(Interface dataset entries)
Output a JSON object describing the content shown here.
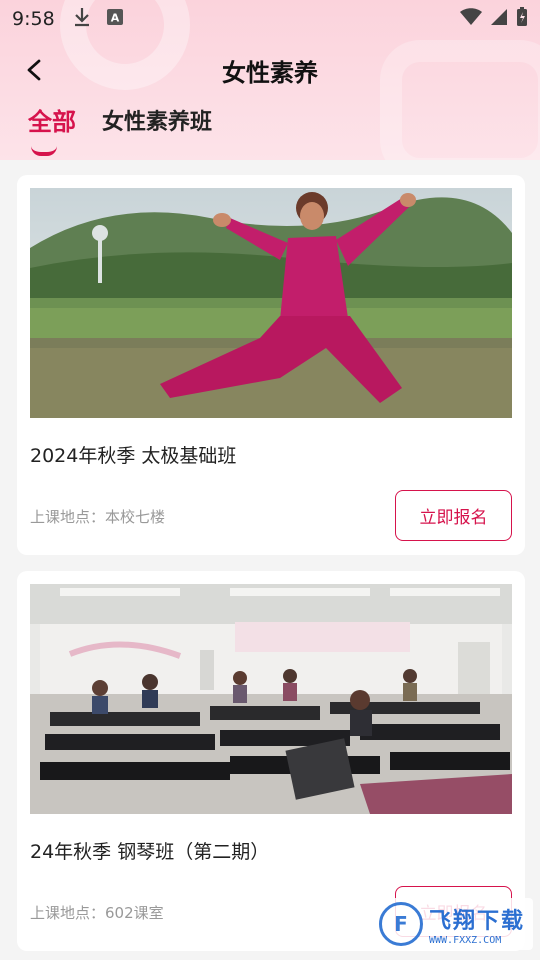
{
  "status_bar": {
    "time": "9:58"
  },
  "header": {
    "title": "女性素养"
  },
  "tabs": [
    {
      "label": "全部",
      "active": true
    },
    {
      "label": "女性素养班",
      "active": false
    }
  ],
  "courses": [
    {
      "title": "2024年秋季 太极基础班",
      "location_label": "上课地点：",
      "location": "本校七楼",
      "button_label": "立即报名"
    },
    {
      "title": "24年秋季 钢琴班（第二期）",
      "location_label": "上课地点：",
      "location": "602课室",
      "button_label": "立即报名"
    }
  ],
  "watermark": {
    "main": "飞翔下载",
    "sub": "WWW.FXXZ.COM",
    "logo": "F"
  },
  "colors": {
    "accent": "#d6134c",
    "header_bg": "#fbd3dc"
  }
}
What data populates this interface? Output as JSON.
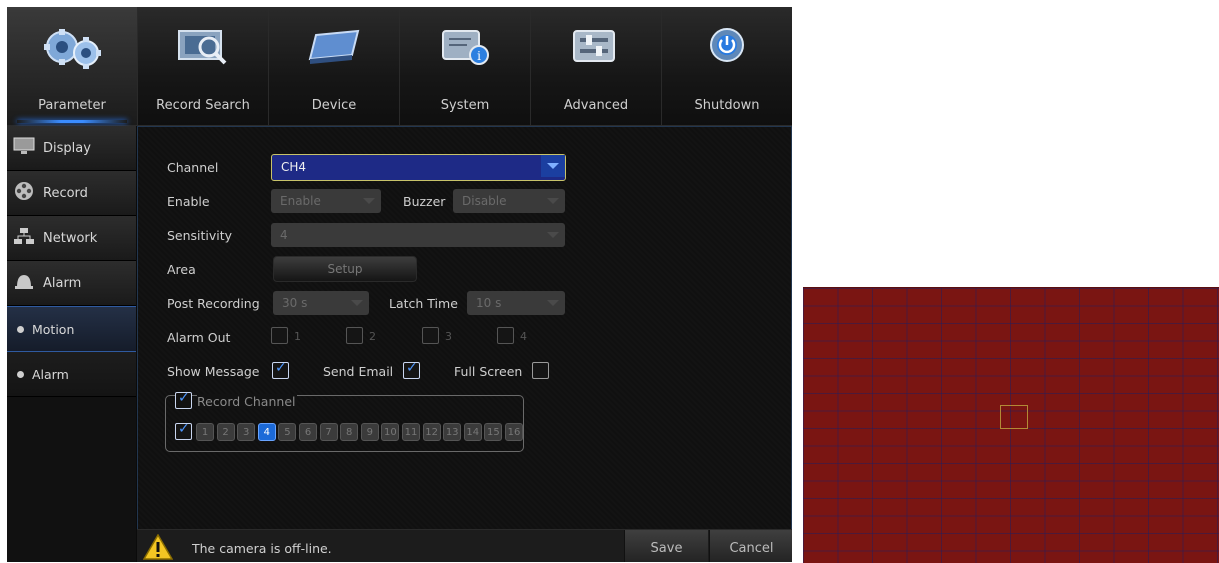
{
  "nav": {
    "tabs": [
      {
        "label": "Parameter",
        "icon": "gears-icon"
      },
      {
        "label": "Record Search",
        "icon": "film-search-icon"
      },
      {
        "label": "Device",
        "icon": "hard-drive-icon"
      },
      {
        "label": "System",
        "icon": "system-info-icon"
      },
      {
        "label": "Advanced",
        "icon": "sliders-icon"
      },
      {
        "label": "Shutdown",
        "icon": "power-icon"
      }
    ],
    "active": "Parameter"
  },
  "sidebar": {
    "items": [
      {
        "label": "Display",
        "icon": "monitor-icon"
      },
      {
        "label": "Record",
        "icon": "film-reel-icon"
      },
      {
        "label": "Network",
        "icon": "network-icon"
      },
      {
        "label": "Alarm",
        "icon": "bell-icon"
      },
      {
        "label": "Motion",
        "icon": "bullet-icon",
        "active": true
      },
      {
        "label": "Alarm",
        "icon": "bullet-icon"
      }
    ]
  },
  "form": {
    "channel_label": "Channel",
    "channel_value": "CH4",
    "enable_label": "Enable",
    "enable_value": "Enable",
    "buzzer_label": "Buzzer",
    "buzzer_value": "Disable",
    "sensitivity_label": "Sensitivity",
    "sensitivity_value": "4",
    "area_label": "Area",
    "setup_label": "Setup",
    "post_recording_label": "Post Recording",
    "post_recording_value": "30 s",
    "latch_time_label": "Latch Time",
    "latch_time_value": "10 s",
    "alarm_out_label": "Alarm Out",
    "alarm_out": [
      "1",
      "2",
      "3",
      "4"
    ],
    "show_message_label": "Show Message",
    "show_message_checked": true,
    "send_email_label": "Send Email",
    "send_email_checked": true,
    "full_screen_label": "Full Screen",
    "full_screen_checked": false,
    "record_channel_label": "Record Channel",
    "record_channel_checked": true,
    "channels": [
      "1",
      "2",
      "3",
      "4",
      "5",
      "6",
      "7",
      "8",
      "9",
      "10",
      "11",
      "12",
      "13",
      "14",
      "15",
      "16"
    ],
    "selected_channel": "4"
  },
  "status": {
    "message": "The camera is off-line.",
    "save_label": "Save",
    "cancel_label": "Cancel"
  },
  "colors": {
    "accent": "#3a8cff",
    "preview_bg": "#7a1512",
    "selected_cell": "#b28a36"
  }
}
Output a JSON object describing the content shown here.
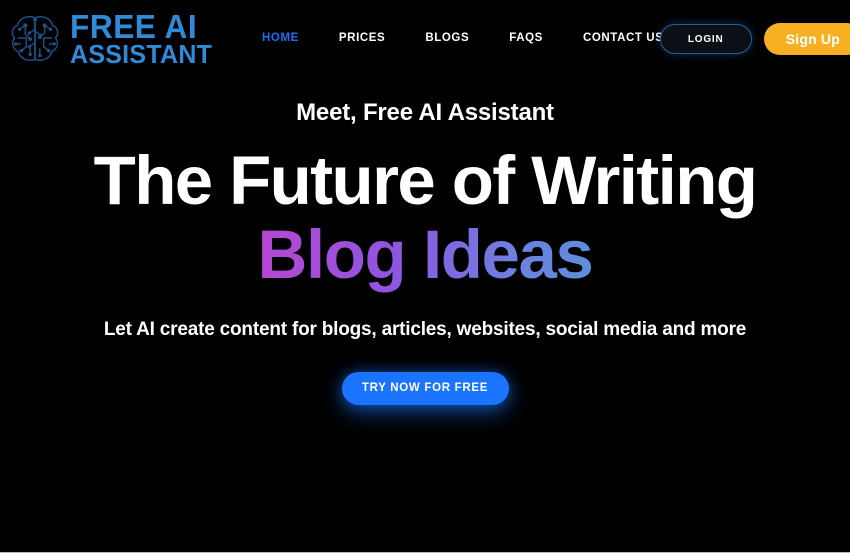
{
  "brand": {
    "icon": "brain-circuit-icon",
    "line1": "FREE AI",
    "line2": "ASSISTANT",
    "color": "#2f8ad8"
  },
  "nav": {
    "items": [
      {
        "label": "HOME",
        "active": true
      },
      {
        "label": "PRICES",
        "active": false
      },
      {
        "label": "BLOGS",
        "active": false
      },
      {
        "label": "FAQS",
        "active": false
      },
      {
        "label": "CONTACT US",
        "active": false
      }
    ],
    "active_color": "#1a6ef5",
    "inactive_color": "#ffffff"
  },
  "header_actions": {
    "login_label": "LOGIN",
    "signup_label": "Sign Up",
    "login_border_color": "#2e5d96",
    "signup_bg": "#f7b021"
  },
  "hero": {
    "eyebrow": "Meet, Free AI Assistant",
    "title": "The Future of Writing",
    "title_accent": "Blog Ideas",
    "subtitle": "Let AI create content for blogs, articles, websites, social media and more",
    "cta_label": "TRY NOW FOR FREE",
    "cta_bg": "#1a74ff",
    "gradient_start": "#e0499f",
    "gradient_mid": "#8f55e0",
    "gradient_end": "#35c0c0",
    "background": "#000000"
  }
}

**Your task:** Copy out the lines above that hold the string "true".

**Answer for this exercise:**
      "active": true
        "active": true
    "show_message_checked": true,
    "send_email_checked": true,
    "record_channel_checked": true,
        "active": true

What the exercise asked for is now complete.